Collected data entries

|---|

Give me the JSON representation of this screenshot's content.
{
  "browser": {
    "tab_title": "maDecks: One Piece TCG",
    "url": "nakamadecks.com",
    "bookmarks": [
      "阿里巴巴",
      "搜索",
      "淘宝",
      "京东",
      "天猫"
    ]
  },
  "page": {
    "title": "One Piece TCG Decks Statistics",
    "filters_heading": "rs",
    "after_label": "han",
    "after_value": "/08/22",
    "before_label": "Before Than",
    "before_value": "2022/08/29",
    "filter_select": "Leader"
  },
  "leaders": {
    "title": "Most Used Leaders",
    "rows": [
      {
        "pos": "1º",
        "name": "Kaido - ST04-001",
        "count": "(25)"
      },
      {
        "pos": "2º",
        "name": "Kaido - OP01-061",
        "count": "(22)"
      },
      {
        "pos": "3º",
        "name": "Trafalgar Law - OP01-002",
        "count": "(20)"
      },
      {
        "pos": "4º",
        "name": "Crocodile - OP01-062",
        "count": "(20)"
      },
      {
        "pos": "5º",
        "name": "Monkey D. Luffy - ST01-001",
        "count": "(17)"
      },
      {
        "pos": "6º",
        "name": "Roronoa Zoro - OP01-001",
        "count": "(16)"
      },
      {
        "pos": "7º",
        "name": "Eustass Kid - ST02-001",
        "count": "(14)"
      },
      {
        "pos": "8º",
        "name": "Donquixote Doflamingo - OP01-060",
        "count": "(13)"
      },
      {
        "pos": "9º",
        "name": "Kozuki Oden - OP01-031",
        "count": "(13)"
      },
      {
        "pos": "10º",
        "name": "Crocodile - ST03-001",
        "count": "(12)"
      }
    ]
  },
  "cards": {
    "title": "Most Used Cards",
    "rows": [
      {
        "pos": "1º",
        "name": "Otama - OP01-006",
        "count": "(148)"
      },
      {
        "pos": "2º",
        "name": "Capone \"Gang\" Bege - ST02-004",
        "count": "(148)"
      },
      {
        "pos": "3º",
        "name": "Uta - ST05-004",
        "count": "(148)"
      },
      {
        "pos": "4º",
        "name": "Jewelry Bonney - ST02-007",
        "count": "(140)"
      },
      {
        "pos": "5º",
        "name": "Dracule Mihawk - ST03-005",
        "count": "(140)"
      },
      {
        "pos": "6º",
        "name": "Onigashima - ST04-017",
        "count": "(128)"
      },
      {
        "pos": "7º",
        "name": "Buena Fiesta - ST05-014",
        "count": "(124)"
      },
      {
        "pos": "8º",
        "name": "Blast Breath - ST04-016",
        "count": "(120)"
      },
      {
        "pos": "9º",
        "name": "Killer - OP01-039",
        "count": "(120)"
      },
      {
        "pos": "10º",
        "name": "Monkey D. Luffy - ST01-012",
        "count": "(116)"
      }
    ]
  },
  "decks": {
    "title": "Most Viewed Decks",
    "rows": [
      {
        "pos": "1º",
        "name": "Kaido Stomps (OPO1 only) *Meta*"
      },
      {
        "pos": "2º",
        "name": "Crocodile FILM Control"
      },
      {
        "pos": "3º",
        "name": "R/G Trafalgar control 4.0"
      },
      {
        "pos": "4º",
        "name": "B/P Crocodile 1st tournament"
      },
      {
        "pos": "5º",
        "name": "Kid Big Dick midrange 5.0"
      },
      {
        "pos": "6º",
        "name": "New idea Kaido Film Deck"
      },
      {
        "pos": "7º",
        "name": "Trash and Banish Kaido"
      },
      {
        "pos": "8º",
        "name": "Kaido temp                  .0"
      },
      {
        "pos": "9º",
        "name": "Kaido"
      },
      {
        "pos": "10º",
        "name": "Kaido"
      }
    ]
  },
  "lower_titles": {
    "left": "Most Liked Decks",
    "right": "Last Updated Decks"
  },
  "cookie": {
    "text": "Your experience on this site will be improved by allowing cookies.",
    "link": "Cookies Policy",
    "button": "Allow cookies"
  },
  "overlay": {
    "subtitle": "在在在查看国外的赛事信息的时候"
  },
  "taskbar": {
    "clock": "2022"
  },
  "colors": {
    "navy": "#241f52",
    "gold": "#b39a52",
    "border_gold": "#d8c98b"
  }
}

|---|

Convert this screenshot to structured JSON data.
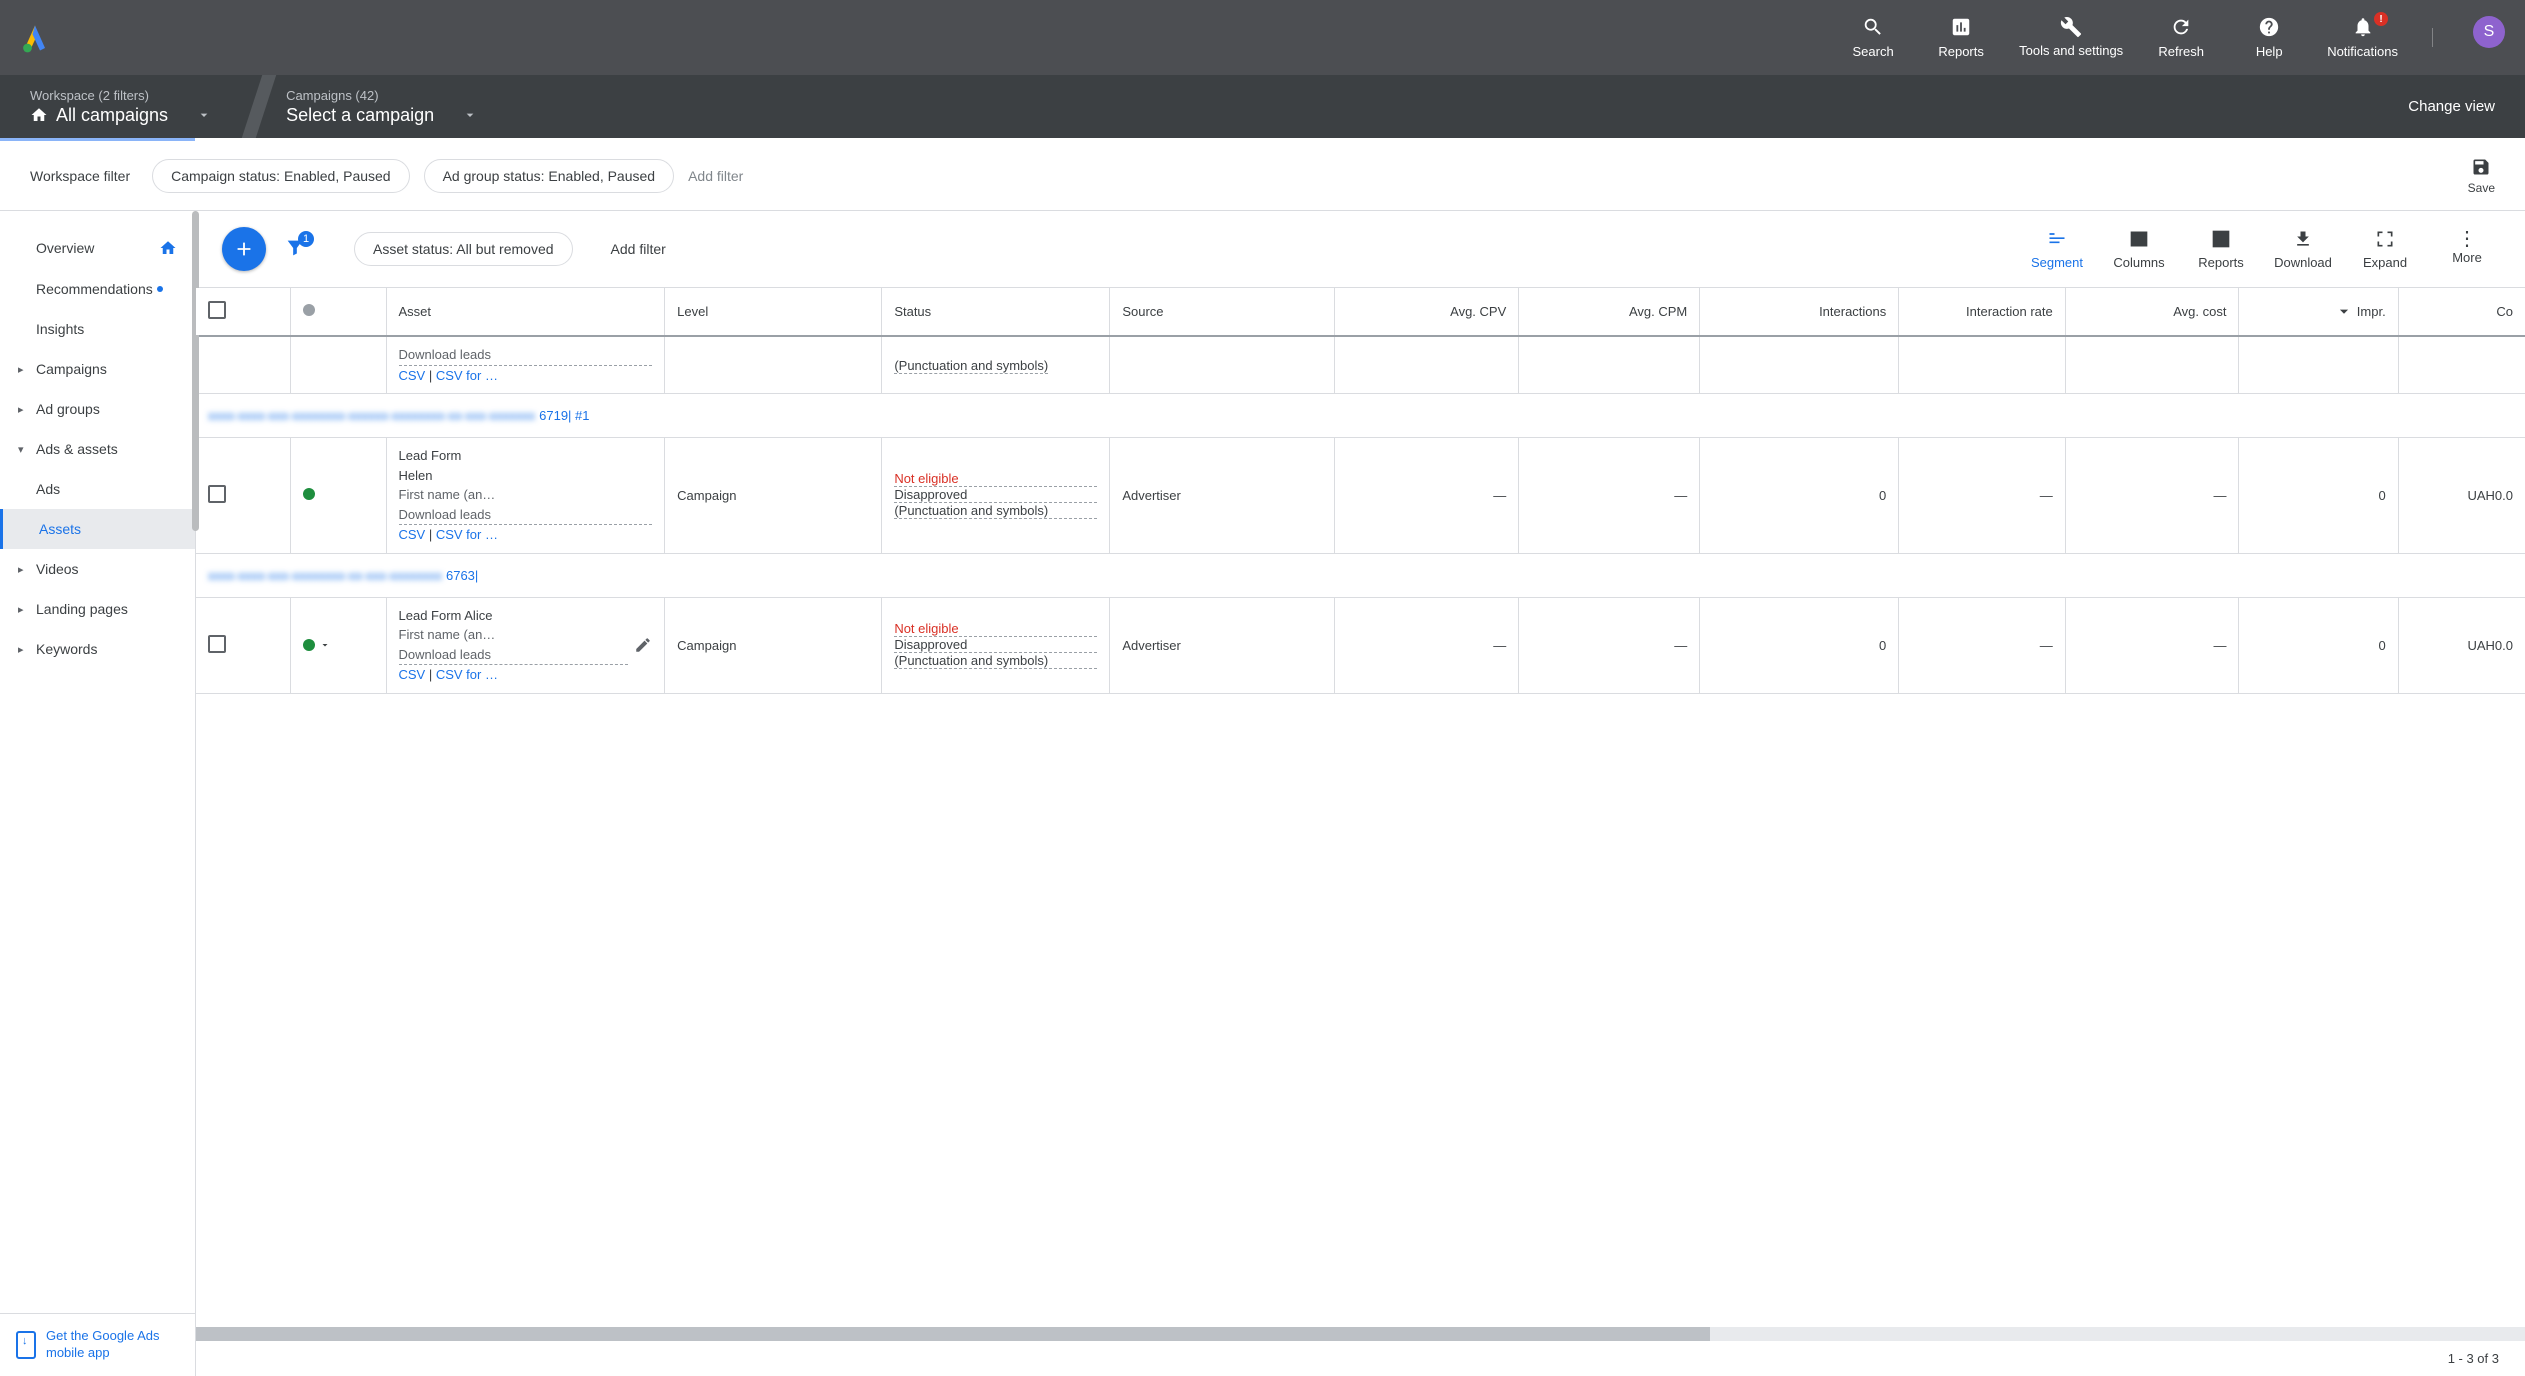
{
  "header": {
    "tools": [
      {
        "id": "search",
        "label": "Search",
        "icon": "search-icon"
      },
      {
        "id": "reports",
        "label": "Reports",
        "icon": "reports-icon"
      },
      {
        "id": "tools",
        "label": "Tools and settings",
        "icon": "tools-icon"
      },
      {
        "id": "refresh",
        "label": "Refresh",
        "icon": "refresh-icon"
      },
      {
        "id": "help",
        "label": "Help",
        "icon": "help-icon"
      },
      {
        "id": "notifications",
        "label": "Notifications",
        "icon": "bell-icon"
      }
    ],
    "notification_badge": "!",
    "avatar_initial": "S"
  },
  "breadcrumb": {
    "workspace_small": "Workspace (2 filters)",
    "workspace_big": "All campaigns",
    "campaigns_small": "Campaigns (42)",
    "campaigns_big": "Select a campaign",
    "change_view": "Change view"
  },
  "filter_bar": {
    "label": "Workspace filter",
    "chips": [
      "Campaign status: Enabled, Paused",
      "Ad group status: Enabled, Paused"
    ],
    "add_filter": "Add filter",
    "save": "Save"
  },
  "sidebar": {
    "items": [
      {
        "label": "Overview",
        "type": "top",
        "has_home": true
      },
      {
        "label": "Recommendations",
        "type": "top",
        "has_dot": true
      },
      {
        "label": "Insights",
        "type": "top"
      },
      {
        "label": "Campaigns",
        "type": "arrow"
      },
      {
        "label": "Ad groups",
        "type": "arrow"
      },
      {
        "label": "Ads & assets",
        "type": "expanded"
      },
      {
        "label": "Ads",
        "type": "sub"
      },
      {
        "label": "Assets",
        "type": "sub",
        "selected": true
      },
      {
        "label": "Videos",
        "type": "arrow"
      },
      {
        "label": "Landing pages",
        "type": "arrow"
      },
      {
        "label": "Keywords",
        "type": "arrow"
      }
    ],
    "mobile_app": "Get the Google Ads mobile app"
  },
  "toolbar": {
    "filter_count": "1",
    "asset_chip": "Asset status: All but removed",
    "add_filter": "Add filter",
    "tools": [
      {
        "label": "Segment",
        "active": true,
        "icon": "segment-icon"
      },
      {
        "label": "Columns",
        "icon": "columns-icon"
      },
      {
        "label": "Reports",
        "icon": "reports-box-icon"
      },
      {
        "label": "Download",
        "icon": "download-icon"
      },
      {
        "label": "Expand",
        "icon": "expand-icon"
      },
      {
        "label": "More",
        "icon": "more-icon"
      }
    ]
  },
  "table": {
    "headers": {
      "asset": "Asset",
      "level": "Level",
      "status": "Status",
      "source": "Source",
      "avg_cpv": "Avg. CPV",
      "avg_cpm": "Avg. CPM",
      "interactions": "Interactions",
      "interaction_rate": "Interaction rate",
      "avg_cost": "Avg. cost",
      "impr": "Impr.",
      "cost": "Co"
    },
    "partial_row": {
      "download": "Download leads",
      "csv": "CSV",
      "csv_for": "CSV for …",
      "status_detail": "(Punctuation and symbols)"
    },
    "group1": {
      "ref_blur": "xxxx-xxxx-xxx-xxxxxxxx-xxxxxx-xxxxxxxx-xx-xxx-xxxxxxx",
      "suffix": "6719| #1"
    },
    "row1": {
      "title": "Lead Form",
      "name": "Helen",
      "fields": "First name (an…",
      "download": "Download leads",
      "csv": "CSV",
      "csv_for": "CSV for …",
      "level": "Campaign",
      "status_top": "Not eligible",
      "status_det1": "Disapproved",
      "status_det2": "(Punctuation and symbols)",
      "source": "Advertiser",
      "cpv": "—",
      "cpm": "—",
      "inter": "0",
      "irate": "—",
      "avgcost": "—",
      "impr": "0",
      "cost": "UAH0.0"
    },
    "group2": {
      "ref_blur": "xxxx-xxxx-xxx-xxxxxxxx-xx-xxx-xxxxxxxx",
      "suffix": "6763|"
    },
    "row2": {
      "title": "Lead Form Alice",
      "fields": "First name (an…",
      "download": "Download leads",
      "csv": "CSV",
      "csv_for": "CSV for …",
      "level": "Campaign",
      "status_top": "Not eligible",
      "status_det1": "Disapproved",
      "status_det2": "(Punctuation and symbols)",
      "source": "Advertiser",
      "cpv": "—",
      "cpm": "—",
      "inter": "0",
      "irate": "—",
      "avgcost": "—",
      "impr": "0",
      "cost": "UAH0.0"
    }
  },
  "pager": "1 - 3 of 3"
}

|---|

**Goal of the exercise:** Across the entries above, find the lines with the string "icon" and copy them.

**Solution to this exercise:**
        "icon": "search-icon"
        "icon": "reports-icon"
        "icon": "tools-icon"
        "icon": "refresh-icon"
        "icon": "help-icon"
        "icon": "bell-icon"
        "icon": "segment-icon"
        "icon": "columns-icon"
        "icon": "reports-box-icon"
        "icon": "download-icon"
        "icon": "expand-icon"
        "icon": "more-icon"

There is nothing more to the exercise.